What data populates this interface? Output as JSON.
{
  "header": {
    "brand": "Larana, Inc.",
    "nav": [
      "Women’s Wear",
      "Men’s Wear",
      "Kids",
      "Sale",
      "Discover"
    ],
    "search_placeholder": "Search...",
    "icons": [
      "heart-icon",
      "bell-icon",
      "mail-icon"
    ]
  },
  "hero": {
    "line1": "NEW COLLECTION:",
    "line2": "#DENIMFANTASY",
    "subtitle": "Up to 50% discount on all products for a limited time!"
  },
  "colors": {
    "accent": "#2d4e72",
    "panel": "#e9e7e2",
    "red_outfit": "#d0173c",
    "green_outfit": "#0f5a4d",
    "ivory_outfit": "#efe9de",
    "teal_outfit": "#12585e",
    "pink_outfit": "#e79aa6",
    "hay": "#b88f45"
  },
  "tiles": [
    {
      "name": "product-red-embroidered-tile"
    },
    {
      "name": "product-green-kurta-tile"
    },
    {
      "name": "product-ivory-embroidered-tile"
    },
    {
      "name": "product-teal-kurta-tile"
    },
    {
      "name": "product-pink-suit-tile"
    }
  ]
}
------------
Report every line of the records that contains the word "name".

● **WRITTEN ANSWER**:
      "name": "product-red-embroidered-tile"
      "name": "product-green-kurta-tile"
      "name": "product-ivory-embroidered-tile"
      "name": "product-teal-kurta-tile"
      "name": "product-pink-suit-tile"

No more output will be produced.